- [Required action] In how many lines of these records does the word "back" appear? Give the number by itself.

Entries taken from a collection
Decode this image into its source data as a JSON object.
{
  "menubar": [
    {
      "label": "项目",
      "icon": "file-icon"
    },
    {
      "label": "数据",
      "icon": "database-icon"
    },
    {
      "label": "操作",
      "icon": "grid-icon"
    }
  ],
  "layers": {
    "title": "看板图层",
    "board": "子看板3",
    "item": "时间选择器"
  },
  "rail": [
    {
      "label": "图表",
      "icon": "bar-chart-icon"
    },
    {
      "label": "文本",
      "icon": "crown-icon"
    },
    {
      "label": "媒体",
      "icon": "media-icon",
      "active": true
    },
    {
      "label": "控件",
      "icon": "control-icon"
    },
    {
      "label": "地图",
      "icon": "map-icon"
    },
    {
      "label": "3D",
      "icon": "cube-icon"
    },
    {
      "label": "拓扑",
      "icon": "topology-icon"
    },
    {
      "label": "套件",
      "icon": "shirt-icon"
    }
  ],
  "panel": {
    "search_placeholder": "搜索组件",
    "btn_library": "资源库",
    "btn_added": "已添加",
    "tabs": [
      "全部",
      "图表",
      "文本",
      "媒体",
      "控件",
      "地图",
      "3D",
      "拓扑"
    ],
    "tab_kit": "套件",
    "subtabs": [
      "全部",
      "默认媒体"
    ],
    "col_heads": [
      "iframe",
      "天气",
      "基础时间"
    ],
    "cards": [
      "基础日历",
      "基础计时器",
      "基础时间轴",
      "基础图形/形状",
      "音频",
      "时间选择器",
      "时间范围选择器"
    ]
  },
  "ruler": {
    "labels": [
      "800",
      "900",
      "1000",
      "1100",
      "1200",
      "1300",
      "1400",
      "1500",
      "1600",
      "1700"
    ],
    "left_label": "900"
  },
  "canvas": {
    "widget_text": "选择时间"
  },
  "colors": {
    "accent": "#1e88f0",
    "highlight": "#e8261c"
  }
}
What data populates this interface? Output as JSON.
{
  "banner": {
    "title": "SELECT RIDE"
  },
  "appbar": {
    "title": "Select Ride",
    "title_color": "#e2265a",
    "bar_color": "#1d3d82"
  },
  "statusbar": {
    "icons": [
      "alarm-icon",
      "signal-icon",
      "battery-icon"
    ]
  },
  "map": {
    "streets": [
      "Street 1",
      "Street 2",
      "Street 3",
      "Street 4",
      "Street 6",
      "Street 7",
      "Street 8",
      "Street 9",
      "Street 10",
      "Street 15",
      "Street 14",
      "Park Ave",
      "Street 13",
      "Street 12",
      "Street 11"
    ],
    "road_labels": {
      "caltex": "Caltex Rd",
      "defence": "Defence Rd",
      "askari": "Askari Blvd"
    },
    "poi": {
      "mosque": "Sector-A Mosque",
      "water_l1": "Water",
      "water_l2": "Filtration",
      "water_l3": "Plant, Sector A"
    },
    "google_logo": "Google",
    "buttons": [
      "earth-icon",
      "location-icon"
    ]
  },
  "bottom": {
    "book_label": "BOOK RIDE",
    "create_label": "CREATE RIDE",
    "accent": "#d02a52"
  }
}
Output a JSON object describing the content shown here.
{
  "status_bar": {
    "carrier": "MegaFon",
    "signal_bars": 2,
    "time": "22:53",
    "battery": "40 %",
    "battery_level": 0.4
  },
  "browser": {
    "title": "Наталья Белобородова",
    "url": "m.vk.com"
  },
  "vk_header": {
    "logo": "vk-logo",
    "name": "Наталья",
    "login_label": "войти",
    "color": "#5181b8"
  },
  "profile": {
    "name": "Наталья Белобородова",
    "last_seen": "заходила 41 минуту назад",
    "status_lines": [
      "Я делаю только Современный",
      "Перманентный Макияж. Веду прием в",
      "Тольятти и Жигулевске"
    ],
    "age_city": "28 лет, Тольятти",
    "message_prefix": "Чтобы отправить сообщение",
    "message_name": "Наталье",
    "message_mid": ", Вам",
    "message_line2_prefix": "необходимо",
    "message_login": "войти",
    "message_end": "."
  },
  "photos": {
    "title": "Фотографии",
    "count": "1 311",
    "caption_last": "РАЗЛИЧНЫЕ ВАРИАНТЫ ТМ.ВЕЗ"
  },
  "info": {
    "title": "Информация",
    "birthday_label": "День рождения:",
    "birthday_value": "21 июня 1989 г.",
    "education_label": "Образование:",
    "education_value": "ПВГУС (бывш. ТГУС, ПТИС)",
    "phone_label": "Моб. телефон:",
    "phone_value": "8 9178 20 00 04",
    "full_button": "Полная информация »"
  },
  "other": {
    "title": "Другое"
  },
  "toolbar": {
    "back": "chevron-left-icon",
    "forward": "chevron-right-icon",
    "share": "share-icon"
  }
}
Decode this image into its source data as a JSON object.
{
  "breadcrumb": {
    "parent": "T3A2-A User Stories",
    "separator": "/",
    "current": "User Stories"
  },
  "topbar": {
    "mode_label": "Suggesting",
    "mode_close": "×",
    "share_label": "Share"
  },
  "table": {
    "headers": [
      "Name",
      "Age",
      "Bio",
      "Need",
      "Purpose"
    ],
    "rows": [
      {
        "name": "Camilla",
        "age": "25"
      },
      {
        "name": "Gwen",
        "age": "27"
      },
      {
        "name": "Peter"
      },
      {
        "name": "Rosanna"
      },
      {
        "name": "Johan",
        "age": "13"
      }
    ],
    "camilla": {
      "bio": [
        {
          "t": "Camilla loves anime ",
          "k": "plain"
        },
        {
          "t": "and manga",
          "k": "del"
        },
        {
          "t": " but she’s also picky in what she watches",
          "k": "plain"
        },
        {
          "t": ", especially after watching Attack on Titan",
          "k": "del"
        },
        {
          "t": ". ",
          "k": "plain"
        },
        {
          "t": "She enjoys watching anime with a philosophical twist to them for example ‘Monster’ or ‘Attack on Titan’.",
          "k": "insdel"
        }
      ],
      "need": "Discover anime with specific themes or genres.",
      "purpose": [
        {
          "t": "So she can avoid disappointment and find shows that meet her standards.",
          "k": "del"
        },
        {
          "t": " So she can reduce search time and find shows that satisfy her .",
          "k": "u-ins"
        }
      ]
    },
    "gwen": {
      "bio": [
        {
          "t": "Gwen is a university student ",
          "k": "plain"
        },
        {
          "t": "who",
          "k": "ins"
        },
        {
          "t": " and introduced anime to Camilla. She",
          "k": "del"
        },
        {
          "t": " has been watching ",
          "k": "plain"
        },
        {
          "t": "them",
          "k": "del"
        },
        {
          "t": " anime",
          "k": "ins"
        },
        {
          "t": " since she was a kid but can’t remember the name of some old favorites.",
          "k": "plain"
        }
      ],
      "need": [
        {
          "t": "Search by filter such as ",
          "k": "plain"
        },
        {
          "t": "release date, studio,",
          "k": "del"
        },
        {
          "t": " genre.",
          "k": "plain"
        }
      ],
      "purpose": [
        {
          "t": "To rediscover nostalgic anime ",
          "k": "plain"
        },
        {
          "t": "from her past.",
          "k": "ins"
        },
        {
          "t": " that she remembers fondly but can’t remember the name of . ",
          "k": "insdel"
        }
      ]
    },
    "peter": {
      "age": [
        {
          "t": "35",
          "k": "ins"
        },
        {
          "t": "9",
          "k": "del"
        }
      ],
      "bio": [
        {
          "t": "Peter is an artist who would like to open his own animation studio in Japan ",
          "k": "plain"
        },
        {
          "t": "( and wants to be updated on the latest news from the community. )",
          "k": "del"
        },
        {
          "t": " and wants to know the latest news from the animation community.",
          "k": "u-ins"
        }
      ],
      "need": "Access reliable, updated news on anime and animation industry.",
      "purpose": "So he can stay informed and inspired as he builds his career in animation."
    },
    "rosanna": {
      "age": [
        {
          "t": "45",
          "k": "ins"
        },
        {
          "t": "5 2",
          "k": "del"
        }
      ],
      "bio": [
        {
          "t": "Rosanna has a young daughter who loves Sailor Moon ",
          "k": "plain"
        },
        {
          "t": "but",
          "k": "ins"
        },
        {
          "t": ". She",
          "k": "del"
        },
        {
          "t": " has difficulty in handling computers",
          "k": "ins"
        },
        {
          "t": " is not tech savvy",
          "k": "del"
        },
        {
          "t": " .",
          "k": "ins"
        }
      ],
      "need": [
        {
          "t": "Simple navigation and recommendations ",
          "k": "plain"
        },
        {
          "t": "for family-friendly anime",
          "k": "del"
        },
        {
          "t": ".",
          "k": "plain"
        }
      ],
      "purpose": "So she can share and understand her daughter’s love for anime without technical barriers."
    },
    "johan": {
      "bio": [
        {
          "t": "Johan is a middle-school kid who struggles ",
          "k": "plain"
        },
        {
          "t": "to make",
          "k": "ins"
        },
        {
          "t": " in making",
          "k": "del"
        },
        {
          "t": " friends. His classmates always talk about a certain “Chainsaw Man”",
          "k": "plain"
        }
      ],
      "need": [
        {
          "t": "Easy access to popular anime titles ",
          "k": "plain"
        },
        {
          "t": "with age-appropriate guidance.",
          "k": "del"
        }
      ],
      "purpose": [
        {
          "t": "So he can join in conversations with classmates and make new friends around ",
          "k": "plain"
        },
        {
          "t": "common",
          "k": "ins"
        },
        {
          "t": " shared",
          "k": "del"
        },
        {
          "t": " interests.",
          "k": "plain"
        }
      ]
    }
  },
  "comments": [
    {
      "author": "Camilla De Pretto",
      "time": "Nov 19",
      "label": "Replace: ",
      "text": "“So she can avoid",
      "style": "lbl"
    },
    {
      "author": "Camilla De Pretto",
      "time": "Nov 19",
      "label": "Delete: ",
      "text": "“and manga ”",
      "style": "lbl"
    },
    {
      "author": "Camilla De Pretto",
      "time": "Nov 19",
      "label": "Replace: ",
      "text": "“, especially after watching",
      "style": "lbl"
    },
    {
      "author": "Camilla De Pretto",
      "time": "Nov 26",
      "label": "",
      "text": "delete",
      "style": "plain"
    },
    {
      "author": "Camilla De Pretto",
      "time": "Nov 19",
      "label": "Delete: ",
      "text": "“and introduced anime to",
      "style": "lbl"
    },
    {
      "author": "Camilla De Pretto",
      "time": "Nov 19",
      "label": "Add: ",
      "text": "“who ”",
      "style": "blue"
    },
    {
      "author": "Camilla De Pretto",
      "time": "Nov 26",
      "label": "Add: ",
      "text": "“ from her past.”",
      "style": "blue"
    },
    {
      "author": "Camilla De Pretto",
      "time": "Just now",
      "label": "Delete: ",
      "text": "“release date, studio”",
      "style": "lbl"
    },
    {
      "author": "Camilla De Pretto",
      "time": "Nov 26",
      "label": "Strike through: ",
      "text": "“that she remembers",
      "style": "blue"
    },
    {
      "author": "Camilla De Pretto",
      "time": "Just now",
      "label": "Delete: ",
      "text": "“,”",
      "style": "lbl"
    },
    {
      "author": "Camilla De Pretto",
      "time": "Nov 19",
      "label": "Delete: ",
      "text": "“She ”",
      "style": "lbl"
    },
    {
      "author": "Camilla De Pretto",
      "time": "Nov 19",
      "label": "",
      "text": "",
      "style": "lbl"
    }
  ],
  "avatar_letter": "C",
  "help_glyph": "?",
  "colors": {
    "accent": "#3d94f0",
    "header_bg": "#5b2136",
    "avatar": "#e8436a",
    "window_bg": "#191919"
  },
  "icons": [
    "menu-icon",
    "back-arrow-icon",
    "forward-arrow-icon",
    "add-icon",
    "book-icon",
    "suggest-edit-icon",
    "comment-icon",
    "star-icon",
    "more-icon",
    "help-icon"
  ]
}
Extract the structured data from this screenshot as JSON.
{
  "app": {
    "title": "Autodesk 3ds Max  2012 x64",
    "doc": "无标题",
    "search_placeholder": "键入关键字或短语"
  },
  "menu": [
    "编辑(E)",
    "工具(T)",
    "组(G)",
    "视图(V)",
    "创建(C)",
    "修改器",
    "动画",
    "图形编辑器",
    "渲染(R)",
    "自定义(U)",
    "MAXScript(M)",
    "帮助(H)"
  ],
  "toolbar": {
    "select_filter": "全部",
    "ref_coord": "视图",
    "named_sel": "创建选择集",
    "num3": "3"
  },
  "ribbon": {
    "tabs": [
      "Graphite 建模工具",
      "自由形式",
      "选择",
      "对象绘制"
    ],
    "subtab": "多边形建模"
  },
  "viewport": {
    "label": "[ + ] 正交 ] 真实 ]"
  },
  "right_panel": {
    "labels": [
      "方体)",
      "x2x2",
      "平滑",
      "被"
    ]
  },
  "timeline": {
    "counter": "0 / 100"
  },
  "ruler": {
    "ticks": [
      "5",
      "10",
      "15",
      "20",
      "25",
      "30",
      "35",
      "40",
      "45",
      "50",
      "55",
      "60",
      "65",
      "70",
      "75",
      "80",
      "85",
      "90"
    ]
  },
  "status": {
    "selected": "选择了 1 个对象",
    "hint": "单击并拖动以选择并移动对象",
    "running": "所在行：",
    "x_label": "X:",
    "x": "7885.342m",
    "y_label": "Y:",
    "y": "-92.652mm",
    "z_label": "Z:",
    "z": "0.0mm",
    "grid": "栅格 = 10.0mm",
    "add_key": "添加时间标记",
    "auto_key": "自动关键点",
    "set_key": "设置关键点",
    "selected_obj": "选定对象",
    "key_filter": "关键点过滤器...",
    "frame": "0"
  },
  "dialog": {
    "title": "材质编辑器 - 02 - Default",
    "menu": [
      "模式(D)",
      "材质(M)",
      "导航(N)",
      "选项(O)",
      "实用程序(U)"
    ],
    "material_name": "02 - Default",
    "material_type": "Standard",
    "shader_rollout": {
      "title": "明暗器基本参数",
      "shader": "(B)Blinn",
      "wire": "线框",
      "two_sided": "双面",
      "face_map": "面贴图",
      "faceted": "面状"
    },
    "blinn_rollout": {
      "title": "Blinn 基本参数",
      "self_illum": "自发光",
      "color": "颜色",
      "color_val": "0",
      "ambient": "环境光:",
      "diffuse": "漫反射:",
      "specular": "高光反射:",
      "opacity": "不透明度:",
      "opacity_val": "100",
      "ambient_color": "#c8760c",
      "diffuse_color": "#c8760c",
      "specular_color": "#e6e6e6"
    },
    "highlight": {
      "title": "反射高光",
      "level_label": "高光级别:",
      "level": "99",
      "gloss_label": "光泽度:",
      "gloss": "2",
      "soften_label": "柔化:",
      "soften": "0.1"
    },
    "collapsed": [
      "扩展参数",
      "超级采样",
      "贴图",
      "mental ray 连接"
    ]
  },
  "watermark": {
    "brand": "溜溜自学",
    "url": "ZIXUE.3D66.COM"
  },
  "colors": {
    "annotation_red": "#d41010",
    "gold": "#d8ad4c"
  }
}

- [Answer to the exercise] 2